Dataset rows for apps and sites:
***
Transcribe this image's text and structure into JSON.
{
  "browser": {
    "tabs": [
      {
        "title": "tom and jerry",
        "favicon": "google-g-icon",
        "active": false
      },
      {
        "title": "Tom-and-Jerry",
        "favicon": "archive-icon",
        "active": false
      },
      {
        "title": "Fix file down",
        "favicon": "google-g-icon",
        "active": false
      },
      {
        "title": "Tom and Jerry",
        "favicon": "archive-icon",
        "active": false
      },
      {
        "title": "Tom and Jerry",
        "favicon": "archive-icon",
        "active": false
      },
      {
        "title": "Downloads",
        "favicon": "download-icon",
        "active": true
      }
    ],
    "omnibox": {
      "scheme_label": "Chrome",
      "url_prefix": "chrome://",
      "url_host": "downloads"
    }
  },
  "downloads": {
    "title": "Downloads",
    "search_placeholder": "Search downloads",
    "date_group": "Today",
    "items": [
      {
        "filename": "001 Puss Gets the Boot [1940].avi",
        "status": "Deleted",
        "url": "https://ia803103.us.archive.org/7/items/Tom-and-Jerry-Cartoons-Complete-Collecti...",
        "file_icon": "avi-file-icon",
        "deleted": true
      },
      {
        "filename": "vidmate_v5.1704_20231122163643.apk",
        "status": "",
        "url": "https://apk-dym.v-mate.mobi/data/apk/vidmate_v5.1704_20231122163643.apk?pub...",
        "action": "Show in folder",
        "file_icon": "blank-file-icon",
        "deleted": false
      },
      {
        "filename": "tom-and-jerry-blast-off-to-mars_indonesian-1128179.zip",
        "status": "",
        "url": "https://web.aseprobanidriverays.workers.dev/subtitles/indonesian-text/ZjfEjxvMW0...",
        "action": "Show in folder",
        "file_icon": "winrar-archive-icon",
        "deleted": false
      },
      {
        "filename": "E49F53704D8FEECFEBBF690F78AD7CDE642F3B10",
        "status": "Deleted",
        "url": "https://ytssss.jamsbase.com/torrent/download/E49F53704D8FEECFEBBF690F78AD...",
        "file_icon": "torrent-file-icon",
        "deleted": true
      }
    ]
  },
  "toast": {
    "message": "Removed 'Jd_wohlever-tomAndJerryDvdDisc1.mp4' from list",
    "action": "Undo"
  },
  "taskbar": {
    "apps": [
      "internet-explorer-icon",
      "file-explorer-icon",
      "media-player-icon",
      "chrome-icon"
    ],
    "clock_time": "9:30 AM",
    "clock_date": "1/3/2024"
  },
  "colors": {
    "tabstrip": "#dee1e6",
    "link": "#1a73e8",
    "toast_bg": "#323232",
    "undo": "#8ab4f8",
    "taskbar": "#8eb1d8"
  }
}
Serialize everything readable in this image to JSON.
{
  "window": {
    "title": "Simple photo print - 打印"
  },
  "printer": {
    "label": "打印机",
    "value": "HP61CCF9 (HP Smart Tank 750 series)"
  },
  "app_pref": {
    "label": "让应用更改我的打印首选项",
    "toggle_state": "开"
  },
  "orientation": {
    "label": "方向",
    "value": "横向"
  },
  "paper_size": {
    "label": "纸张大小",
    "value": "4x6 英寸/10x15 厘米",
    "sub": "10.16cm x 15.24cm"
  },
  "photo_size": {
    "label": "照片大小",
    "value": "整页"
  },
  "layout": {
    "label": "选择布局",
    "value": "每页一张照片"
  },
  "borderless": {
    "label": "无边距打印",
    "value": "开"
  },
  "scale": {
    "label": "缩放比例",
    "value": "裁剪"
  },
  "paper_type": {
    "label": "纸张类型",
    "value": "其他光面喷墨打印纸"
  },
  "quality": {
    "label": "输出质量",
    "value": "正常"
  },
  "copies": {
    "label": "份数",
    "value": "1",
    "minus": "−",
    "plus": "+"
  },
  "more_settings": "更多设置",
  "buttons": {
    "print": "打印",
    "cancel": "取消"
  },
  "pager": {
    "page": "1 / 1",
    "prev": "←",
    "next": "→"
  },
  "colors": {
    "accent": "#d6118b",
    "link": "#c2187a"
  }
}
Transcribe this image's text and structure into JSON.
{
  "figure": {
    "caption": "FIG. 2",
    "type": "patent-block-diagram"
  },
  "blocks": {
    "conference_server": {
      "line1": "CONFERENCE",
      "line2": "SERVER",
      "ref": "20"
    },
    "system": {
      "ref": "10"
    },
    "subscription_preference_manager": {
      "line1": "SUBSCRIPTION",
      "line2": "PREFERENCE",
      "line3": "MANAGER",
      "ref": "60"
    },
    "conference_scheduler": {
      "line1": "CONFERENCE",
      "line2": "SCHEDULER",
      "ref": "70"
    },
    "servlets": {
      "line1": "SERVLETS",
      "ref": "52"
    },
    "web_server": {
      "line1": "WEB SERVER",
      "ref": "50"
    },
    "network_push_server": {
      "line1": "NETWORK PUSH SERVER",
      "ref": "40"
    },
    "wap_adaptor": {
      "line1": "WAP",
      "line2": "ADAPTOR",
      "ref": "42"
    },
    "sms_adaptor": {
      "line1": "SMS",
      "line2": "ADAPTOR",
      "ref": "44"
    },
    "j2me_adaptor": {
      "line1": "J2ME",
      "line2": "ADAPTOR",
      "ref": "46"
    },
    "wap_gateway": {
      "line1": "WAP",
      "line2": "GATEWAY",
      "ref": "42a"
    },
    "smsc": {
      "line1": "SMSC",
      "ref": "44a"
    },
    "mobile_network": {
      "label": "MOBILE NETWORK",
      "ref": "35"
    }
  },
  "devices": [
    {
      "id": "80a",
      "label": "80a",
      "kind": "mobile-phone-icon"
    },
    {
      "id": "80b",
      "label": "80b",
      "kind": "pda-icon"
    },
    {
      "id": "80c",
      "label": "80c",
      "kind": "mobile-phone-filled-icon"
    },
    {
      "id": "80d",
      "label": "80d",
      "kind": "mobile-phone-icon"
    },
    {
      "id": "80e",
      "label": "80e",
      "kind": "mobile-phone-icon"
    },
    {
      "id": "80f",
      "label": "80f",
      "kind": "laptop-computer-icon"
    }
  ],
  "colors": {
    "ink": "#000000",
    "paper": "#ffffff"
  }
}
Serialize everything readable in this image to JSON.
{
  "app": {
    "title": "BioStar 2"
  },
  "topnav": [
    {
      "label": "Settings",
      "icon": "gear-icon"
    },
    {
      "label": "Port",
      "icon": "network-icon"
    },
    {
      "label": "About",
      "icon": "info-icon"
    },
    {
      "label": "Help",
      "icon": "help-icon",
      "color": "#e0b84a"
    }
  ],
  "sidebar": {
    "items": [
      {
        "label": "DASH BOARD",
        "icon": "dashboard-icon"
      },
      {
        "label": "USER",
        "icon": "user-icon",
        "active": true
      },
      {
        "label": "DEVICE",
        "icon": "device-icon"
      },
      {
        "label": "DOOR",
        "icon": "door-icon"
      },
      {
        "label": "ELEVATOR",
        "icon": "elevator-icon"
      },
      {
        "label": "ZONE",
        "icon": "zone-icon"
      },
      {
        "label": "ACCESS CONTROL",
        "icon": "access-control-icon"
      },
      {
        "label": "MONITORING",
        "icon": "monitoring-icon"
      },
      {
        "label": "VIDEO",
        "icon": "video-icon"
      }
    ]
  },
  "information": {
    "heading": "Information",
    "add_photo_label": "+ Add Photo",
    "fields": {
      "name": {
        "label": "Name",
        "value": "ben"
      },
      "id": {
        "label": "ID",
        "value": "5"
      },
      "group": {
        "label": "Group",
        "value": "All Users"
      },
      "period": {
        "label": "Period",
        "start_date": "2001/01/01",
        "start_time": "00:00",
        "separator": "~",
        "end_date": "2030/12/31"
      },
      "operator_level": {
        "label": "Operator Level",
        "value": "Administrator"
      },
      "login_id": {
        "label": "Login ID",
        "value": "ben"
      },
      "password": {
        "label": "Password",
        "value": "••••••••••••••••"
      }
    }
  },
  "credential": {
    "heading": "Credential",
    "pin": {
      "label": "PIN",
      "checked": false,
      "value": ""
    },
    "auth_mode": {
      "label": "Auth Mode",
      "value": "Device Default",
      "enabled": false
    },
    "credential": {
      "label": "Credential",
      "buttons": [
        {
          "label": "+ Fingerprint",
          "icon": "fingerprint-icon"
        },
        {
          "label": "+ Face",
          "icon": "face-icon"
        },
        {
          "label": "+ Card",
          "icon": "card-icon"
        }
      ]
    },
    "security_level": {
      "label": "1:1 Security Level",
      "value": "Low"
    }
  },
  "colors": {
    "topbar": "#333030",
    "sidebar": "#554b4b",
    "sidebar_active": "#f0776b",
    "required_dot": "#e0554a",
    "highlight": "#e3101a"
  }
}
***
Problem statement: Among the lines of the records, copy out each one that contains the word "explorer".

Reply to the exercise:
      "internet-explorer-icon",
      "file-explorer-icon",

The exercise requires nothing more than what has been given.